This is Yellowstone for surfers, mile after country mile of undeveloped, under-populated, almost-wild coastline that looks pretty much as it did when Cortes was doing his thing. This is not the Mexico of billboards and bars and lobster stands and crowds and congestion and vibes. This is Viejo Mejico almost completely untainted by outside influences. There is almost no tourist infrastructure between Huatalco and Salina Cruz. There are little villages and farms inland, a few roads and some dirt tracks leading to a coastline where nature is large and in charge. This is a stretch of coast to be worshipped and admired but it's not a stretch of coast to be trifled with: not a place for clueless tourists to go bungling around, tearing up the aina.
The biggest element along this stretch of coast is wind. The colder waters of Mexico's Pacific Coast are divided from the warmer waters of the Gulf of Mexico by only 140 miles of land. Air flows from cold to warm, so this coast gets a lot of wind, from all directions and it takes a lot of local knowledge to figure out and turn what most would assume is a liability into an asset. Generally October through March sees such strong Northeast wind that the offshores beat any swell running into perfect ankle-slappers; with April through September receiving lighter variable wind which corresponds with prime south swell season. If one point is sideshore another one is offshore.
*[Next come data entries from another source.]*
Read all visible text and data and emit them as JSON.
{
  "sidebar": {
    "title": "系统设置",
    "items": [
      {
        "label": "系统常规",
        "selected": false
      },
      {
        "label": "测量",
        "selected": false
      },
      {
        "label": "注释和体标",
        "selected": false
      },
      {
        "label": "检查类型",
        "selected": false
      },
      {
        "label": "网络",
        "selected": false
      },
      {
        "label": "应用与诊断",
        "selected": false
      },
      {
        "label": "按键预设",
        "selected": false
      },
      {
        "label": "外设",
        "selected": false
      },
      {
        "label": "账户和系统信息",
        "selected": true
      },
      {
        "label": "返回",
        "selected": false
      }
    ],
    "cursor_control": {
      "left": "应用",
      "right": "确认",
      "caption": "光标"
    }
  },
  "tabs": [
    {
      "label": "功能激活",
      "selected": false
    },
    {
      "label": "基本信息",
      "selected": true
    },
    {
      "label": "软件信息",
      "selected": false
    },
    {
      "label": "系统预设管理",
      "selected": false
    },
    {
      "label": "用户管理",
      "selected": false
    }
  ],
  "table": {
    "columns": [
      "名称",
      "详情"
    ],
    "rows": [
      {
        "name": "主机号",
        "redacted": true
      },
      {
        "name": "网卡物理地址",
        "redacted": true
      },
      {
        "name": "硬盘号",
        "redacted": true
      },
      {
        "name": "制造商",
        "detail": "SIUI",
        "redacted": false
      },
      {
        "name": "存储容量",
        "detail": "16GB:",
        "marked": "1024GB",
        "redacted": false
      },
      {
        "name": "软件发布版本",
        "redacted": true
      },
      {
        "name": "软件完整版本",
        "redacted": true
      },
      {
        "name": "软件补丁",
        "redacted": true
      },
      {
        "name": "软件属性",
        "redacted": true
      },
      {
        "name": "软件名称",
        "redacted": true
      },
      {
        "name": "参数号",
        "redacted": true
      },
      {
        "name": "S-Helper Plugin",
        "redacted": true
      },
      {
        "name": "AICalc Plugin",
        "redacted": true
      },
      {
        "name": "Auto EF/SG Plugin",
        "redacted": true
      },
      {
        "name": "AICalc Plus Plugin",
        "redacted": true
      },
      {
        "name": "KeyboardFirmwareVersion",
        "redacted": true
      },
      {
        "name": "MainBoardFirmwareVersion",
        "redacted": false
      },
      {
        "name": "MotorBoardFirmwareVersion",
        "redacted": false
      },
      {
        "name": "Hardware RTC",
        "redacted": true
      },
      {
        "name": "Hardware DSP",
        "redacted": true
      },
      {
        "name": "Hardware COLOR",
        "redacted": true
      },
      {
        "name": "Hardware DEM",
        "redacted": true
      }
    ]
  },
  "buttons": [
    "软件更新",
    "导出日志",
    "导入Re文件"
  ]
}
If one beachbreak is onshore there is a point just around the corner perfectly protected.
This is a stretch of coast where guides are recommended: when to go to places, how to get to places – what main road to take to the dirt track through the third fence on the left which branches off this way or that and leads to that point firing on a certain tide when the wind is out of whatever. Without giving away too much, there is one surf spot along here that was recently made famous by the ASP. But that is just one of about a dozen points between Huatalco and Salina Cruz, and that's not to mention mile after empty mile of Puerto Escondido-like beachbreak.
There is a small crew of local Mexican surfers from Huatalco and Salina Cruz who have this stretch of coastline wired. Because there is not a lot of surfing pressure here, yet, the local surfers are fairly welcoming. What they don't want to see is a bunch of crazed gringos tearing up the aina going solo in 4WD trucks, leaving gates open, scaring livestock, bringing the kinds of crowds and congestion and vibes that have overrun Puerto Escondido and Cabo San Lucas and other areas of Mexico.
WaterWays Travel has teamed up with Punta Escondida Surf Tours to bring a limited number of surfers to Salina Cruz with comfort, safety, local knowledge and R E S P E C T. Flying into the airport at Huatulco, you will be met at the airport and taken to Base Camp in Salina Cruz. This puts you within 15 minutes to three hours of any point along this coast, and a local surf guide who will eliminate all the guess work and put together the right equation of swell, tide, wind and which dirt road to turn down, which gate to go through.
For more information, contact Waterways Travel.
Swellinfo.co now offers surf forecasts for the entire Pacific and Gulf coasts of Mexico. Visit the Salina Cruz Surf Forecast page to check out the upcoming surf!